(Beginning of Dataset records)

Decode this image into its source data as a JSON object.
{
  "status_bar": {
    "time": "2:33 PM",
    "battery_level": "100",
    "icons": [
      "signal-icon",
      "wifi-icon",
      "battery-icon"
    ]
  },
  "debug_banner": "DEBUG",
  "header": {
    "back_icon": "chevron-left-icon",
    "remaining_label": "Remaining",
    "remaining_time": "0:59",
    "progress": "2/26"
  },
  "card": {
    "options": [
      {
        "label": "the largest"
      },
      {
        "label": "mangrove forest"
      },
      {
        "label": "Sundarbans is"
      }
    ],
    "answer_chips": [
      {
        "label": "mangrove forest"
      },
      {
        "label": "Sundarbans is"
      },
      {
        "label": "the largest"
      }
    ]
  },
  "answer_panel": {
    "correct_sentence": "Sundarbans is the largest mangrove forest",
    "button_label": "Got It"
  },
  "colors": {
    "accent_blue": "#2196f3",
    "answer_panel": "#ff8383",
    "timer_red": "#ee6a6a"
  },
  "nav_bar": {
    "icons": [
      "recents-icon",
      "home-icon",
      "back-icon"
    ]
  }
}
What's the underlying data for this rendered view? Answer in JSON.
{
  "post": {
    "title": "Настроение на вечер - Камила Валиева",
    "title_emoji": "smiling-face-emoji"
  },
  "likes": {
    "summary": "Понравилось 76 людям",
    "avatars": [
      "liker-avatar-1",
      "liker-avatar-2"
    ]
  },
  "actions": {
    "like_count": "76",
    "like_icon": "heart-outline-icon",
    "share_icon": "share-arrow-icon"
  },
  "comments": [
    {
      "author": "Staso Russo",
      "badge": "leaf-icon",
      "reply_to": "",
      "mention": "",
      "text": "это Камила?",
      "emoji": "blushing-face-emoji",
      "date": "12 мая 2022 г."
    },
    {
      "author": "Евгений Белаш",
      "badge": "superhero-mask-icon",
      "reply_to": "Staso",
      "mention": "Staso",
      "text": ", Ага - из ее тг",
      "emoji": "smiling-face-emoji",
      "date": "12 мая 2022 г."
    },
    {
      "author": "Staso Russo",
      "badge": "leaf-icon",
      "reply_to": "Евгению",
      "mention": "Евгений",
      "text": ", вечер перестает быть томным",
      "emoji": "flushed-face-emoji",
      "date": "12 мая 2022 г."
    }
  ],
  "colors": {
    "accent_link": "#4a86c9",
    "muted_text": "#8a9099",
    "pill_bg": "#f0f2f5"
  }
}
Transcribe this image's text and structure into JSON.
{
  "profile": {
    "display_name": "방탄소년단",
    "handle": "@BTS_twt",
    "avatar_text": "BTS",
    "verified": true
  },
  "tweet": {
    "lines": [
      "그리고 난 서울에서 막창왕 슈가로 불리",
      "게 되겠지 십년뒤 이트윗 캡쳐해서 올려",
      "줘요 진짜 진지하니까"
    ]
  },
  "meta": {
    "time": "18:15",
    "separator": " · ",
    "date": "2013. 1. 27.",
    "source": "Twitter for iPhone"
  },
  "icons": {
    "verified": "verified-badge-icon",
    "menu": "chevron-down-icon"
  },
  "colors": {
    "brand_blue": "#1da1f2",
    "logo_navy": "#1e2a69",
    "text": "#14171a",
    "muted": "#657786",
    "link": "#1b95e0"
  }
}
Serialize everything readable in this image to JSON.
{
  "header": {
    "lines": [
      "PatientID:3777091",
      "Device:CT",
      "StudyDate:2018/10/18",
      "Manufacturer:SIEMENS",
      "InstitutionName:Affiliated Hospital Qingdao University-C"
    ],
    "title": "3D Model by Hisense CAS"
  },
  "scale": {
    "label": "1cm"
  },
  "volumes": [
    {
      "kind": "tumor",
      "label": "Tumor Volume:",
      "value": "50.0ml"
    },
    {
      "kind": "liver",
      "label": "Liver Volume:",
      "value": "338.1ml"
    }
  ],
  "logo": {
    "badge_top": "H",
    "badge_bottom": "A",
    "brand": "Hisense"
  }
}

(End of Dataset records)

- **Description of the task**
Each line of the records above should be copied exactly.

- **Problem solution**
Decode this image into its source data as a JSON object.
{
  "status_bar": {
    "time": "2:33 PM",
    "battery_level": "100",
    "icons": [
      "signal-icon",
      "wifi-icon",
      "battery-icon"
    ]
  },
  "debug_banner": "DEBUG",
  "header": {
    "back_icon": "chevron-left-icon",
    "remaining_label": "Remaining",
    "remaining_time": "0:59",
    "progress": "2/26"
  },
  "card": {
    "options": [
      {
        "label": "the largest"
      },
      {
        "label": "mangrove forest"
      },
      {
        "label": "Sundarbans is"
      }
    ],
    "answer_chips": [
      {
        "label": "mangrove forest"
      },
      {
        "label": "Sundarbans is"
      },
      {
        "label": "the largest"
      }
    ]
  },
  "answer_panel": {
    "correct_sentence": "Sundarbans is the largest mangrove forest",
    "button_label": "Got It"
  },
  "colors": {
    "accent_blue": "#2196f3",
    "answer_panel": "#ff8383",
    "timer_red": "#ee6a6a"
  },
  "nav_bar": {
    "icons": [
      "recents-icon",
      "home-icon",
      "back-icon"
    ]
  }
}
What's the underlying data for this rendered view? Answer in JSON.
{
  "post": {
    "title": "Настроение на вечер - Камила Валиева",
    "title_emoji": "smiling-face-emoji"
  },
  "likes": {
    "summary": "Понравилось 76 людям",
    "avatars": [
      "liker-avatar-1",
      "liker-avatar-2"
    ]
  },
  "actions": {
    "like_count": "76",
    "like_icon": "heart-outline-icon",
    "share_icon": "share-arrow-icon"
  },
  "comments": [
    {
      "author": "Staso Russo",
      "badge": "leaf-icon",
      "reply_to": "",
      "mention": "",
      "text": "это Камила?",
      "emoji": "blushing-face-emoji",
      "date": "12 мая 2022 г."
    },
    {
      "author": "Евгений Белаш",
      "badge": "superhero-mask-icon",
      "reply_to": "Staso",
      "mention": "Staso",
      "text": ", Ага - из ее тг",
      "emoji": "smiling-face-emoji",
      "date": "12 мая 2022 г."
    },
    {
      "author": "Staso Russo",
      "badge": "leaf-icon",
      "reply_to": "Евгению",
      "mention": "Евгений",
      "text": ", вечер перестает быть томным",
      "emoji": "flushed-face-emoji",
      "date": "12 мая 2022 г."
    }
  ],
  "colors": {
    "accent_link": "#4a86c9",
    "muted_text": "#8a9099",
    "pill_bg": "#f0f2f5"
  }
}
Transcribe this image's text and structure into JSON.
{
  "profile": {
    "display_name": "방탄소년단",
    "handle": "@BTS_twt",
    "avatar_text": "BTS",
    "verified": true
  },
  "tweet": {
    "lines": [
      "그리고 난 서울에서 막창왕 슈가로 불리",
      "게 되겠지 십년뒤 이트윗 캡쳐해서 올려",
      "줘요 진짜 진지하니까"
    ]
  },
  "meta": {
    "time": "18:15",
    "separator": " · ",
    "date": "2013. 1. 27.",
    "source": "Twitter for iPhone"
  },
  "icons": {
    "verified": "verified-badge-icon",
    "menu": "chevron-down-icon"
  },
  "colors": {
    "brand_blue": "#1da1f2",
    "logo_navy": "#1e2a69",
    "text": "#14171a",
    "muted": "#657786",
    "link": "#1b95e0"
  }
}
Serialize everything readable in this image to JSON.
{
  "header": {
    "lines": [
      "PatientID:3777091",
      "Device:CT",
      "StudyDate:2018/10/18",
      "Manufacturer:SIEMENS",
      "InstitutionName:Affiliated Hospital Qingdao University-C"
    ],
    "title": "3D Model by Hisense CAS"
  },
  "scale": {
    "label": "1cm"
  },
  "volumes": [
    {
      "kind": "tumor",
      "label": "Tumor Volume:",
      "value": "50.0ml"
    },
    {
      "kind": "liver",
      "label": "Liver Volume:",
      "value": "338.1ml"
    }
  ],
  "logo": {
    "badge_top": "H",
    "badge_bottom": "A",
    "brand": "Hisense"
  }
}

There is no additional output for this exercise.